- 1only just; almost not I can scarcely believe it. We scarcely ever meet. Scarcely a week goes by without some new scandal in the papers. There was scarcely a tree left standing after the storm.
- 2used to say that something happens immediately after something else happens He had scarcely hung up the phone when the doorbell rang. Scarcely had the game started when it began to rain.
- 3used to suggest that something is not at all reasonable or likely It was scarcely an occasion for laughter. She could scarcely complain, could she? You can scarcely blame Annie. It is scarcely surprising that the reforms have provoked such widespread discontent. Grammarhardly / scarcely / barely / no soonerHardly, scarcely, and barely can all be used to say that something is almost untrue or almost impossible. They are used with words like any and anyone, with adjectives and verbs, and are often placed between can, could, have, be, etc. and the main verb:They have sold hardly any copies of the book. We had scarcely any time between dinner and the show. I barely recognized her. His words were barely audible.
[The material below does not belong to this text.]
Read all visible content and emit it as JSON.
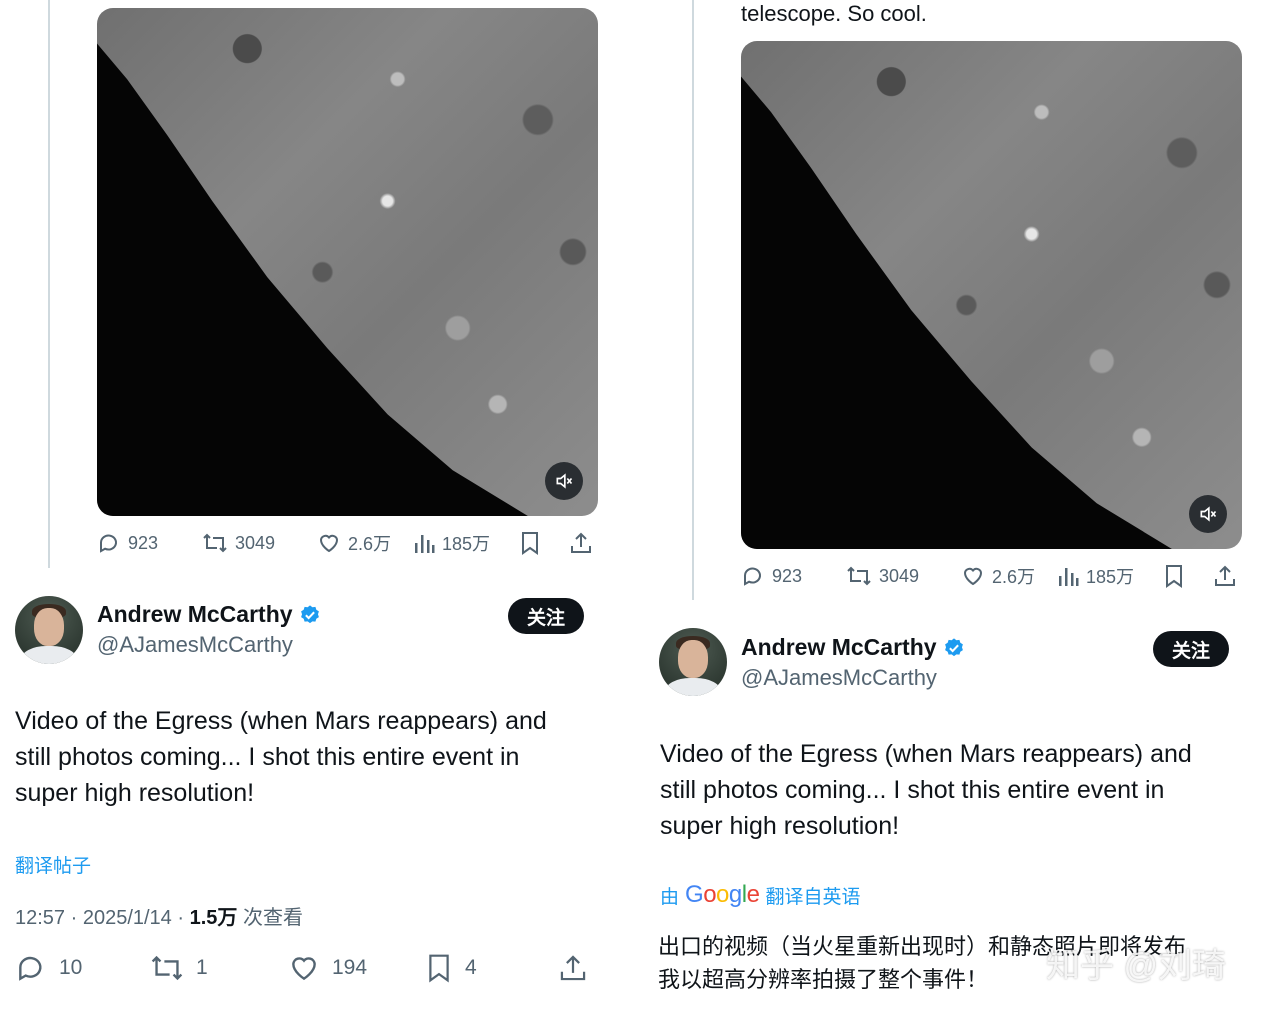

I can hardly believe it. I hardly can believe it.Hardly, scarcely, and barely are negative words and should not be used with not or other negatives:I can’t hardly believe it.You can also use hardly, scarcely, and barely to say that one thing happens immediately after another:We had hardly/scarcely/barely sat down at the table, when the phone rang.In formal, written English, especially in a literary style, these words can be placed at the beginning of the sentence and then the subject and verb are turned around:Hardly/Scarcely had we sat down at the table, when the phone rang.Note that you usually use when in these sentences, not than. You can also use before:I scarcely had time to ring the bell before the door opened.No sooner can be used in the same way, but is always used with than:No sooner had we sat down at the table than the phone rang.Hardly and scarcely can be used to mean “almost never,” but barely is not used in this way:She hardly (ever) sees her parents these days. She barely sees her parents these days.